The National Committee for Responsive Philanthropy was created thirty-five years ago to encourage foundations to do more to address public needs that were then — and often still are — underfunded. The organization works to promote philanthropy that serves the public good, is responsive to people and communities with the least wealth and opportunity, and is held accountable to the highest standards of integrity and openness.
Aaron Dorfman has served as executive director of NCRP since 2007. Prior to joining the organization, he worked for fifteen years as a community organizer, spearheading grassroots campaigns to improve public education, expand public transportation for low-income residents, and improve access to affordable housing.
Recently, PND spoke with Dorfman about the public education crisis in America, how foundation support of nonprofit advocacy has changed in recent years, and the likelihood of new legislation affecting nonprofits and the nonprofit sector.
Philanthropy News Digest: Confronting Systematic Inequity in Education, a recent NCRP report written by Kevin Welner, a professor of education at the University of Colorado at Boulder, and Amy Farley, a doctoral candidate at CU's School of Education, argues that the American public education system is in crisis and that foundations working in the education space are likely to have the greatest impact if they focus on marginalized populations. That's difficult, expensive work. How much of an education funder's grantmaking budget should be devoted to educational equity and access efforts?
Aaron Dorfman: I agree it's difficult and expensive work. And I think most education funders are in it for the long haul and want to see long-term, sustainable results. But there's no right way to determine how much of a particular funder's portfolio should be devoted to these kinds of efforts. At the end of the day, it has a lot to do with the comfort level of trustees when it comes to funding advocacy and focusing on long-term change versus achieving short-term results. One of the points we were trying to raise in the report is that, on the whole, there is far too little funding for efforts that confront systemic inequity in education. So I would encourage each foundation to think about its own long-term goals and how the high-impact strategies offered in the report might help them achieve those goals.
PND: In the report, NCRP recommends that foundations consider allocating at least 50 percent of their grant dollars for the benefit of marginalized communities. At the time of the report's publication, I believe you noted that roughly 11 percent of foundations in the U.S. were meeting that goal.

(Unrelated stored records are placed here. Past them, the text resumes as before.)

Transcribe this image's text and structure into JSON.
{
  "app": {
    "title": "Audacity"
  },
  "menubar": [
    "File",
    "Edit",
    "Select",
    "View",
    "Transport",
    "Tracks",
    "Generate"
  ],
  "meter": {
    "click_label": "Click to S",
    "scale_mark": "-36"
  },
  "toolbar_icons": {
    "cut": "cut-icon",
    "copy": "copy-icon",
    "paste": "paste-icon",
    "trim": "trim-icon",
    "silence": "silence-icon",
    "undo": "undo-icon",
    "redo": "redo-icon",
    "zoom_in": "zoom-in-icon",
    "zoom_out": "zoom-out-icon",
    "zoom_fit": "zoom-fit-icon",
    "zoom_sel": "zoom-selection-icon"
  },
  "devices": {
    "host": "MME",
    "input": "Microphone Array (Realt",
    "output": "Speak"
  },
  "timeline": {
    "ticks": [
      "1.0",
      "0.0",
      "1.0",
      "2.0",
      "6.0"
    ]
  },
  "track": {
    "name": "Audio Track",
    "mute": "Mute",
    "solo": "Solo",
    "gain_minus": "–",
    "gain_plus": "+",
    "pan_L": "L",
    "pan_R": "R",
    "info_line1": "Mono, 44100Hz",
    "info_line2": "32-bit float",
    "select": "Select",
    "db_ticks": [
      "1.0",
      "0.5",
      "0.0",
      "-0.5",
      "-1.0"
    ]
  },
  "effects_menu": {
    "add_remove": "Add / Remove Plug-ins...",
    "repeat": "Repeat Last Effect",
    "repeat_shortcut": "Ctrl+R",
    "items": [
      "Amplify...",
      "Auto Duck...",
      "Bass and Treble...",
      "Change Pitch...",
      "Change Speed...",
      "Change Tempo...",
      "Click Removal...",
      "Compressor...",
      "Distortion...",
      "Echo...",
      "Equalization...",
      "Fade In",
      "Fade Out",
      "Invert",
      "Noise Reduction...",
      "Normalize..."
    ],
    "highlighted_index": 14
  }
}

AD: That's right. The 11 percent figure was based on the thousand or so foundations in the Foundation Center's database that have given an average of a million dollars or more for education. Our analysis also found that only about 2 percent of foundations were allocating 25 percent or more of their grant dollars for advocacy efforts, another recommendation in the report. Again, we did not intend for the recommendations to be inflexible benchmarks — obviously, what individual foundations can and are willing to do varies a great deal. The point is to encourage funders to have a serious discussion, at the board and staff levels, about whether or not they are devoting enough of their portfolio for the explicit benefit of underserved groups and whether they are investing enough in strategies with the potential to produce long-term systemic change. We think if funders do that, it will lead to positive change.
PND: Education reform has been a major theme of the Obama administration. Is the administration doing enough to address educational equity and access issues in low-income communities? And how would you rate its efforts to work collaboratively with foundations and nonprofits to advance educational reform?
AD: Well, the Obama administration has taken a good first step, in that it recognizes the serious and ongoing education needs in our nation's most vulnerable communities. However, it hasn't really made a meaningful attempt to break the cycle of systemic inequity or address the power imbalances we talked about in the report. Its approach has been more one of promoting favored solutions rather than focusing on policies that enhance the political voice of those most likely to be affected by reform. A focus on these kinds of participatory issues is very different than, say, devolving power to individual parents through school choice, which tends to leave schools in low-income neighborhood stuck in a cycle of decline. So, while I think the administration has done some things well, I would be more impressed if it recognized the importance of supporting active, engaged constituencies willing to fight the systemic inequities that exist in the system.
PND: How is the shift in the balance of power in Congress likely to affect nonprofits and the nonprofit sector? And how does NCRP plan to insert itself into that conversation?
AD: It's clear to me from recent events that discussions about deficit reduction are going to include changes to or elimination of the charitable deduction. I think we'll hear a lot of talk about that in 2011 — indeed, my guess is that that will be the number-one policy issue affecting the nonprofit sector in the new Congress. And we're working on establishing a position with respect to that. We've always felt that it is important to incentivize charitable giving, and we would be open to changes in the current system that actually improve the regulatory framework for giving.
PND: Nonprofit advocacy and the need to support it is a huge concern of NCRP's. How would you rate the work of foundations in terms of advancing advocacy over the past few years?
AD: They're making progress. Foundations are much more comfortable talking about funding advocacy, and they've made some real headway in terms of where the dollars actually go. So while I'm looking forward to the opportunity to analyze 2009 data to see how much progress we have made, I do feel as though there has been movement in terms of funders recognizing the importance of funding civic engagement, community organizing, and policy advocacy work.
— Matt Sinclair